There are many successful batsmen in modern cricket that like to cover their stumps whilst in their batting stances. The most famous of these is probably Steve Smith, and that’s why I’ve already mentioned him a couple of times in this post! Smith has incredible hand-eye co-ordination, which is one of the reasons that bowlers cannot simply target his pads in order to trap him LBW. A couple of others to look out for are Marnus Labuschagne and Dom Sibley of England, who both like to get right across to the off stump in their batting stance. Going back a bit further, you can see that batsmen like Shivnarine Chanderpaul & Sourav Ganguly often liked to get into similar positions.
The one thing that all of these batsmen have in common is that they’re amazingly skilled at hitting and defending the ball when it is on the line of their pads. If you’re someone who is going to bat in front of the stumps, you will need to make sure that you possess this skill too. It’s something you should spend a lot of hours practicing in the nets! Additionally, I’d recommend studying the players that I’ve mentioned above and seeing if there are any aspects of their techniques that you think you could incorporate into your own game. Professional players are often the best people to learn from!
Are There Any Cricket Laws That Regulate Where The Batsman Is Allowed To Stand?
The only cricket law that stops the batsman from standing in a certain area is the following:
‘The on-strike batsman shall not adopt a stance in the protected area or so close to it that frequent encroachment is inevitable’
If you’re wondering exactly what this means, you’re probably not alone. Basically, it means that the batsman is not allowed to stand so far outside their crease that they end up standing on the protected area of the pitch. Also, even if the batsman stands just outside the protected area, playing a front foot shot could lead to them ending up standing in the protected area – so the umpire will not allow them to get close!
If you want to know where the protected area of the pitch is, it’s shown in the diagram below. It is a rectangular zone about 5 feet away from both popping creases, and it’s 2 feet wide. If you’d like to read a little more about it, along with reasons why batsmen choose to bat outside of their crease and how it can benefit your game – click here!
As I covered above, there are multiple advantages and disadvantages to covering your stumps while batting, so it is up to you to decide whether it will be beneficial to your game. If it is something that you choose to do, then you need to stick with it and make sure you get as much batting practice as possible every week.
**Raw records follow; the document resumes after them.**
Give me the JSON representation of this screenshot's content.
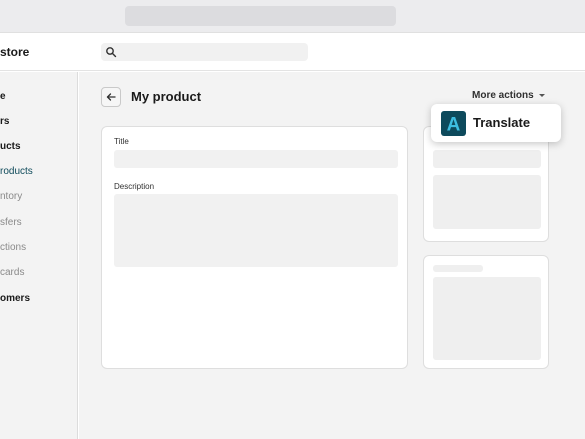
{
  "store": {
    "name": "store"
  },
  "sidebar": {
    "items": [
      {
        "label": "e"
      },
      {
        "label": "rs"
      },
      {
        "label": "ucts"
      },
      {
        "label": "roducts"
      },
      {
        "label": "ntory"
      },
      {
        "label": "sfers"
      },
      {
        "label": "ctions"
      },
      {
        "label": "cards"
      },
      {
        "label": "omers"
      }
    ]
  },
  "header": {
    "title": "My product",
    "more_actions": "More actions"
  },
  "form": {
    "title_label": "Title",
    "description_label": "Description"
  },
  "popover": {
    "app_label": "Translate",
    "logo_letter": "A"
  },
  "colors": {
    "active_nav": "#0e4a5a",
    "logo_bg": "#0d4a5c",
    "logo_fg": "#3dbde0"
  }
}
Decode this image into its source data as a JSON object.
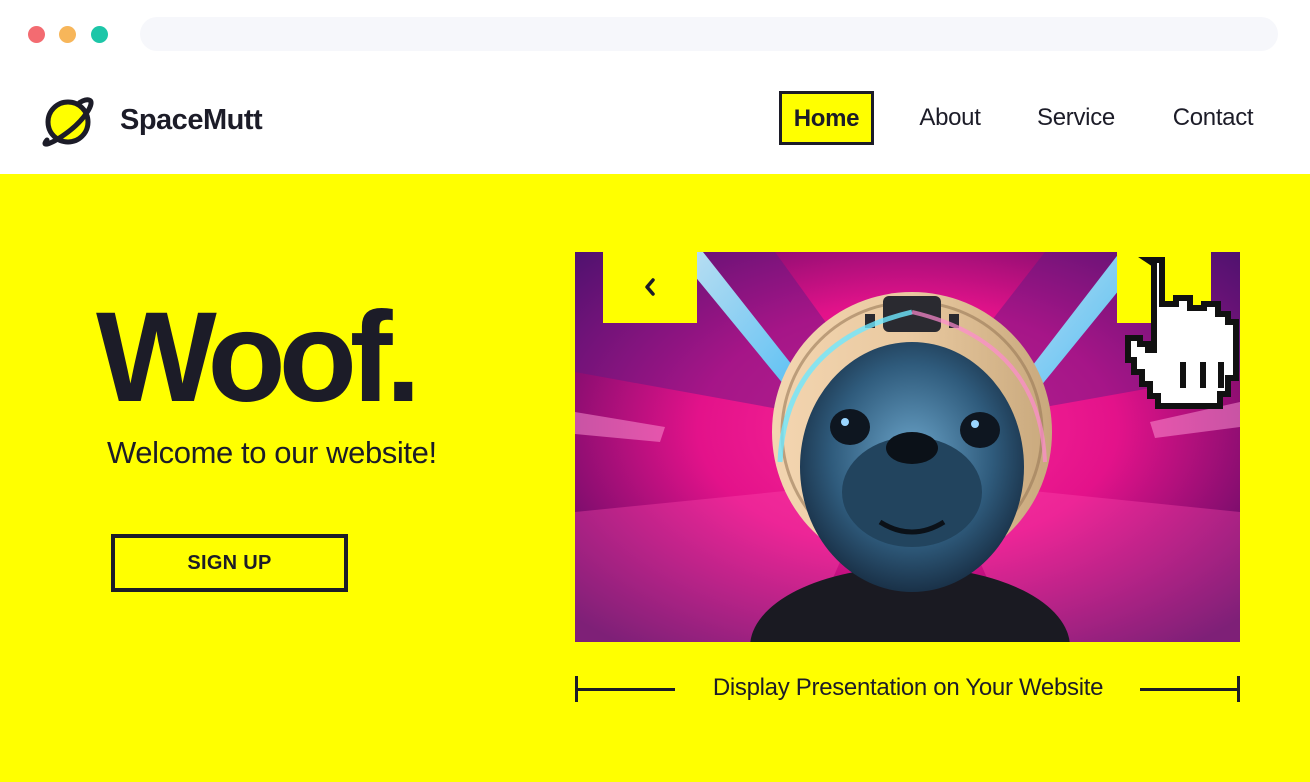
{
  "browser": {
    "window_controls": [
      "close",
      "minimize",
      "maximize"
    ]
  },
  "header": {
    "brand": "SpaceMutt",
    "logo_icon": "planet-icon",
    "nav": [
      {
        "label": "Home",
        "active": true
      },
      {
        "label": "About",
        "active": false
      },
      {
        "label": "Service",
        "active": false
      },
      {
        "label": "Contact",
        "active": false
      }
    ]
  },
  "hero": {
    "title": "Woof.",
    "subtitle": "Welcome to our website!",
    "cta_label": "SIGN UP",
    "background_color": "#ffff00"
  },
  "slider": {
    "prev_icon": "chevron-left-icon",
    "next_icon": "chevron-right-icon",
    "image": "pug-astronaut-photo",
    "caption": "Display Presentation on Your Website"
  },
  "colors": {
    "accent": "#ffff00",
    "text": "#1c1c28",
    "neon_pink": "#ff1493",
    "neon_cyan": "#5ee7ff"
  }
}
By doing this, you will ensure that you become comfortable with your setup and will be able to combat the weaknesses of the setup much easier.
If you’d like to read a post that will give you plenty of ideas for ways to practice your batting at home – click here!